It’s time, then, for procurement professionals to try a new tactic.

“Procurement has to continue to deliver those historical savings, but also find new opportunities for value,” Waugh recently told PYMNTS in an interview.

Increasingly, the buyer-supplier relationship is being looked at as a way to make advancements in that initiative. Zycus’ research found that a lack of visibility into supplier performance is survey respondents’ number-two pain point, while achieving better synergies with suppliers was chosen by 15 percent of executives as their top priority. This is good news for suppliers, which, Waugh explained, enjoy a bit of leverage with their corporate customers in times of economic growth, thanks to inflationary price pressures.

“In good economic times, suppliers will have more opportunity to work with different customers,” Waugh said. “From the procurement of [a] supplier management standpoint, it becomes a focus of how to become the customer of choice.”

According to Waugh, this means understanding vendors’ cash flow management needs and adjusting payment terms to ensure suppliers are able to keep operating. Increasingly, though, corporate buyers are “getting more savvy” about how they approach the buyer-supplier relationship, he said, segmenting vendors to prioritize early-payment discount agreements with strategic vendors. Technology, Waugh noted, is playing an increasingly important role in shifting the procurement department into that strategic role.

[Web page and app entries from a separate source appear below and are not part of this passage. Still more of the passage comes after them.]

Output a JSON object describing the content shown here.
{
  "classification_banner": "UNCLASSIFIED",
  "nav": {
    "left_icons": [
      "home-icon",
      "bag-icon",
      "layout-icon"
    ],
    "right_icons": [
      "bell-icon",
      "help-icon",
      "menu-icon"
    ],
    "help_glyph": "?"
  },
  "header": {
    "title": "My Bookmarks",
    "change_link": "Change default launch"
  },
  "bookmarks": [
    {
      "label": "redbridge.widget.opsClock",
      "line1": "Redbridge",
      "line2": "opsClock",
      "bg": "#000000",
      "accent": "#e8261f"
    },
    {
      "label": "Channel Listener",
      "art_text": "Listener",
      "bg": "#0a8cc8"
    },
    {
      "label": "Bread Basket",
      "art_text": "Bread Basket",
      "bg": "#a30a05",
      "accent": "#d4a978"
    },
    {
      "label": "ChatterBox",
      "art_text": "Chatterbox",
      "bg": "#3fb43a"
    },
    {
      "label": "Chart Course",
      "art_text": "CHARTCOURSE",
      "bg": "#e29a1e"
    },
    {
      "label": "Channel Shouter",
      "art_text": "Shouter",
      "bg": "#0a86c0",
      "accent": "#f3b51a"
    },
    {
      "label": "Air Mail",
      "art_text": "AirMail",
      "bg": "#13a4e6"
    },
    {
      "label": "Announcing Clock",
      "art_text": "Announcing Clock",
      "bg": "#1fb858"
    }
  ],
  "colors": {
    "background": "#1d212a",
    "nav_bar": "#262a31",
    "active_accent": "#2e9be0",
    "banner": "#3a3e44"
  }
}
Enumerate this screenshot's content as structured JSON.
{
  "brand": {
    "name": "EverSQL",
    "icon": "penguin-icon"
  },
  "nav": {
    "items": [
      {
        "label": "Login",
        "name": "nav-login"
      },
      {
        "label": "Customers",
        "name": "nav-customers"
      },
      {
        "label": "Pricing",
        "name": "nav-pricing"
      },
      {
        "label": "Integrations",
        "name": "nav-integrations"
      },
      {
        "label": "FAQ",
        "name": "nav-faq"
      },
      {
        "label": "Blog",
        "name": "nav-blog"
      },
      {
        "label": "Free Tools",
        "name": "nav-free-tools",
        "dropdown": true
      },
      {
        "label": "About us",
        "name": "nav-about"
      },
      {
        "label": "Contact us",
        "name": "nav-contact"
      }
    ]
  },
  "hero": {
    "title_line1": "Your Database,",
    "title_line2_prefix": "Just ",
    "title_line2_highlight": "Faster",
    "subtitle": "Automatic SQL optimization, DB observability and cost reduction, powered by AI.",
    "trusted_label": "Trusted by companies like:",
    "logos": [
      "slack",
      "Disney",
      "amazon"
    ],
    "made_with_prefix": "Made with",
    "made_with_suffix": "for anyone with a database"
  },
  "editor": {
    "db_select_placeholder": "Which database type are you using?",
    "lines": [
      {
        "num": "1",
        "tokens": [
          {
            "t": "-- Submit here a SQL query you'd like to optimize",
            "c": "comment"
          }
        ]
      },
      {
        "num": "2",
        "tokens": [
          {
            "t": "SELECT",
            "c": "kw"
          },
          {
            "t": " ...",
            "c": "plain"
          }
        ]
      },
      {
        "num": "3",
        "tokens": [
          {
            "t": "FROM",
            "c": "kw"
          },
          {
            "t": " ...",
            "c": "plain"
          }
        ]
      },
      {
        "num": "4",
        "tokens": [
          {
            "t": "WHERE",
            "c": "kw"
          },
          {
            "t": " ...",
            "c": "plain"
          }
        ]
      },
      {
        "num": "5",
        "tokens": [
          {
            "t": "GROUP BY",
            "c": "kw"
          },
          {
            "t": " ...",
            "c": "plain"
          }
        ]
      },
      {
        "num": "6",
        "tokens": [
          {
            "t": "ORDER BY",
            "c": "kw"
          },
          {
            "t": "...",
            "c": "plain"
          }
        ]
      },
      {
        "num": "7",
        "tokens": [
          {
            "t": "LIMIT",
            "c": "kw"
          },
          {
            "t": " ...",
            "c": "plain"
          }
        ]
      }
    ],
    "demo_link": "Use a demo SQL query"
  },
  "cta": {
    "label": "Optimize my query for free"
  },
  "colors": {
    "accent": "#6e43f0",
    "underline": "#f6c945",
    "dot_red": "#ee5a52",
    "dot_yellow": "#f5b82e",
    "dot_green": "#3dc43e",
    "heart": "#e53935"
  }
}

“There are more strategic suppliers, including a number of smaller firms, that are coming to market with new technology,” he said. “Those with a more evolved view say, ‘Our future competitiveness is tied to making sure these vendors can grow. We have a role in making sure they can manage their working capital,’ and that means paying them on time.”

However, as procurement officials look out to their supply chains to save money, they’re also looking inward to move the needle in becoming a strategic part of their companies. And just as technology is becoming a key component of the buyer-supplier relationships, Waugh noted that procurement executives signal rising interest in emerging technologies, including blockchain, robotics process automation, machine learning and artificial intelligence.

Zycus’ report found significant interest among the professionals in these tools and how they expect the technologies to affect their jobs. Waugh said he predicts machine learning and AI will have the most profound impact, but he emphasized that, while interest in cutting-edge tools like AI is on the rise, procurement professionals aren’t getting ahead of themselves.

“I think there is a healthy recognition in the market that says, in order to prepare for the next wave of technological innovation, we first have to get our house in order,” he said.

Machine learning technologies, for example, will only function if they are fed data. A procurement team that runs on paper isn’t going to benefit from a robot in the workplace.

“We first need to make the shift from tactical to strategic,” added Waugh. “Only then can you take full advantage of those technologies. I think it’s a healthy, realistic, pragmatic view procurement professionals know this is in the future, and they have great potential to dramatically alter the way the function is performed. But first, we have to make sure we’ve mastered the fundamentals of taking our core processes and digitizing them.”

For the procurement team, the ability to become strategic must involve a bit of multitasking: looking outward at supplier relationships and looking inward at digitization and technology adoption. After all, Waugh said, the fact is that saving money on supplier contracts may have reached its limit.

“More mature procurement organizations get to the point eventually of diminishing returns, as it relates to cost savings from suppliers,” he said. “There is a recognition that, in order to continue to deliver value, we have to find innovation for instance, from our supply base that goes beyond just driving cost savings. You can’t save yourself to zero.”